These principles are something that Petit is keen to instil within the company culture at Toluna. To him, the worth of a company is derived from more than just its balance sheet. It is also about the values it upholds – this is what makes a business resilient when times are tough. “During these difficult times, you have to stay true to your values as a business,” Petit said. “When we were operating with just 10 people, we didn’t need to write these values on the office wall, but now we have more than 1,400 employees worldwide and we need to make sure our values are shared by every new member of staff. We must continue abiding by our values of integrity and respect, satisfying our customers and acting as a team.”
As with any industry, the rights and needs of stakeholders must be considered at all times. This means respecting the privacy of individual consumers, understanding what it is that clients want, and trying to deliver the best company performance for shareholders.
Taking the lead
Over the 20 years that Petit has been at the helm of Toluna, he has seen the industry develop markedly. He has also watched his company grow substantially, always willing to adapt to new client requests and shifting consumer trends. It is something that has helped to keep the role fresh over such a long period.

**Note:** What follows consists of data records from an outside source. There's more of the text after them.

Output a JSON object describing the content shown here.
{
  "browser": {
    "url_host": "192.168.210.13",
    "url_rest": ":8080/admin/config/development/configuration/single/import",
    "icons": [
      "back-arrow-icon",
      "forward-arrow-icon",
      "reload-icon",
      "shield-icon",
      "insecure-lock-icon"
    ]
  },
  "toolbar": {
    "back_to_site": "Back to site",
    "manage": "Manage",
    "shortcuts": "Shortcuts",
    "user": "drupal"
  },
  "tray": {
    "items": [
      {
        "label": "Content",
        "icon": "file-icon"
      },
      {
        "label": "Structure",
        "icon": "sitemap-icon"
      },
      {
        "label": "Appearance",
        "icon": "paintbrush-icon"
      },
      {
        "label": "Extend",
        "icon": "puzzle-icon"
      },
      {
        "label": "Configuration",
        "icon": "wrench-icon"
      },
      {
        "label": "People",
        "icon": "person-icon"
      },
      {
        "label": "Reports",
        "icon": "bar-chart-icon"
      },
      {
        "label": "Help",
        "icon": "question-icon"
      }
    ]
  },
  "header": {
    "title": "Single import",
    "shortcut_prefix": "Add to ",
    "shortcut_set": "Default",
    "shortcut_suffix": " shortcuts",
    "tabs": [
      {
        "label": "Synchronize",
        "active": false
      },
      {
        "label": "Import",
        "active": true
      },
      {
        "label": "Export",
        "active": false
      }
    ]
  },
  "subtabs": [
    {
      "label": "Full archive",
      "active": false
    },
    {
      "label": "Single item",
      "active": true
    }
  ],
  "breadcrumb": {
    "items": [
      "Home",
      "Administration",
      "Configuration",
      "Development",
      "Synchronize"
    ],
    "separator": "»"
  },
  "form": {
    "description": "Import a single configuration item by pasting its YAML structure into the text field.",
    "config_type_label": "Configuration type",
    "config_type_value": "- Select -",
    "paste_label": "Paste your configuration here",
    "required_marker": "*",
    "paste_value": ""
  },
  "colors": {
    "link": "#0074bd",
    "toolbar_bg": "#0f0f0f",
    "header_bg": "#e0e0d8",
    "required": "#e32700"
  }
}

“I can’t say that I never thought about leaving the company and moving to something else,” Petit said. “There were times when I could have sold the business, for example, but when you have passion for what you do, if you have a vision for what the company can become, you stick around. Obviously if Toluna had stayed the same, if it remained static, I probably would have left. The day I would leave would be the day where I don’t feel I can bring value to the company anymore.”
One of the ways he continues to provide value is through his inclusive leadership style. He believes that, today, communication is more important than ever, particularly with so many employees working remotely and spread over vast distances.
“We have an organisation where communication comes from me, but we also have an executive board, as well as regional and country leaders that communicate often with their staff – I don’t like the notion of pyramidal communication. I think that we should all be able to communicate: the CEO has to maintain a vision, give regular updates and also be available, which I think I am. But each market and each country has to have its own leadership.”
Allowing many employees to take on leadership roles is particularly important in the market research industry, where each market has its own distinct trends. What’s more, each client may be searching for different insights. No single leader would be able to keep track of such diverse client needs.
“I also think that leadership requires you to be passionate about what you do,” Petit said. “Some people think that being passionate means being irrational, but you can be passionate about the prospects for your business while also being rational about the economic reality of COVID-19. Business is not just about gross margins and shares – it is about people, giving them a sense of direction, and doing what’s right. That’s when passion is really important.”
Ultimately, getting the balance right between passion and reason will determine each company’s success or failure. Having as much relevant data as possible can help firms to achieve this – and this is where market research can prove to be essential. If in doubt regarding the best way of moving forward with your business, why not ask your customer? They are always right, after all.